Obama holds a news conference at the conclusion of his Asean Summit and East Asia Summit meetings in Kuala Lumpur, Malaysia, Nov. 22, 2015. Reuters/Jonathan Ernst

President Barack Obama spoke on U.S. homeland security Wednesday morning after meeting with his national security advisers for the second day in a row. "I know that families have discussed the threat of terrorism around the dinner table for the first time since Sept. 11," he said.

Obama added that while it is understandable Americans might be nervous, there is no credible threat to the United States, and people should go about their regular business. The president emphasized that the U.S. is stepping up its efforts to fight terrorism around the world and at home.

"In the event of a specific, credible threat, the public will be informed," Obama said. "Otherwise, Americans should go about their usual Thanksgiving weekend activities, spending time with families and friends and celebrating our blessings."

The advisers were expected to “brief him on our homeland security posture in the wake of the tragic attacks in Paris and as we enter the holiday season,” the White House announced.

The president also met with the National Security Council Tuesday, and they discussed "ways we can enhance our existing security and intelligence cooperation" with other countries to fight the Islamic State group, the White House said, USA Today reported.

“The president was briefed that there is currently no specific, credible threat to the homeland from ISIL,” the White House said in a statement about Tuesday’s meeting, using another name for the terrorist group, aka ISIS.
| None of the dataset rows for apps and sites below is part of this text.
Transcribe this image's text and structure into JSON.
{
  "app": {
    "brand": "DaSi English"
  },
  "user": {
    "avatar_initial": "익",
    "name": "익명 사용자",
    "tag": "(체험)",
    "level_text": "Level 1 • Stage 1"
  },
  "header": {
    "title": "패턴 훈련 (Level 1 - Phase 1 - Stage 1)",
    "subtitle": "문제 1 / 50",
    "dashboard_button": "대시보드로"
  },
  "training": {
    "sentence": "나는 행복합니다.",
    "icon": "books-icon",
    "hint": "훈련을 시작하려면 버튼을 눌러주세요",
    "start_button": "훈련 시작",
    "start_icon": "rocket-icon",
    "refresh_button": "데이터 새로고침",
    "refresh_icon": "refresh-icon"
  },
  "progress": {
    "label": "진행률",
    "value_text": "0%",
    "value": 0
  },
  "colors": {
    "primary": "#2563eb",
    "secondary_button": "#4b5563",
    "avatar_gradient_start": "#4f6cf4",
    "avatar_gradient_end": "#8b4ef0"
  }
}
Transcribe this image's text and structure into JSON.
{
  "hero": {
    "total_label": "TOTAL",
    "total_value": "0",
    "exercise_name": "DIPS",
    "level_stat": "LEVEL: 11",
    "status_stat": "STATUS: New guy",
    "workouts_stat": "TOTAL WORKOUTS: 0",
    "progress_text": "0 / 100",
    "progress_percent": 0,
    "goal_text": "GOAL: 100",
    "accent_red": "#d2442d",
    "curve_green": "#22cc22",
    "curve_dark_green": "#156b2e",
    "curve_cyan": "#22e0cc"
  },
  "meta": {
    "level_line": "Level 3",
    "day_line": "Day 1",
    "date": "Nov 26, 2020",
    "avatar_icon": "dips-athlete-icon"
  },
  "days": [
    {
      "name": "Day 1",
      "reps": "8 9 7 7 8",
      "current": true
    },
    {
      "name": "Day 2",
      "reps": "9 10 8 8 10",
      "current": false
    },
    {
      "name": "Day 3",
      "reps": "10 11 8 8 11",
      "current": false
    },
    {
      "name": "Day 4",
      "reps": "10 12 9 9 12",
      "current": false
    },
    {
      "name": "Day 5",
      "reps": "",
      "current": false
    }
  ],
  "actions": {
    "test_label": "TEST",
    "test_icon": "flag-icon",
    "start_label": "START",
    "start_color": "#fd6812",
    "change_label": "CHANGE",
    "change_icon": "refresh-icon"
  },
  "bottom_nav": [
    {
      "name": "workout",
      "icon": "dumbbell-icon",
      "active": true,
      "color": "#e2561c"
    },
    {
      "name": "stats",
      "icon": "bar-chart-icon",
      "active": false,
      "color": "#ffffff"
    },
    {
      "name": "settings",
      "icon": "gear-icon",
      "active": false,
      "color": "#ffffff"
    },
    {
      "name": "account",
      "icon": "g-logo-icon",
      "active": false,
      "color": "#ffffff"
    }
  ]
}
Countries around the world have ramped up their efforts to fight ISIS after it claimed responsibility for the Nov. 13 attacks in Paris that left 130 people dead and hundreds more wounded. Since then, the group has issued threats against the United States and its allies.

The State Department issued a worldwide travel alert Monday, as millions of Americans are expected to travel this week for the Thanksgiving holiday. Despite there being no specific threat to the U.S., airports have beefed up security, and many travelers are likely to be more wary than usual this holiday season.

In recent days, Obama has met with other world leaders to determine how countries can work together to prevent further terror attacks from ISIS. Obama and French President François Hollande met Tuesday to discuss cooperation between their two countries.

"Today, François Hollande and I agreed that our nations must do even more together," Obama said at a joint press conference Tuesday at the White House with Hollande. "We'll do even more to prevent attacks at home."

Obama said the U.S. will more quickly share threat information with France, and he called on the European Union to require airlines to share passenger information, CBS News reported.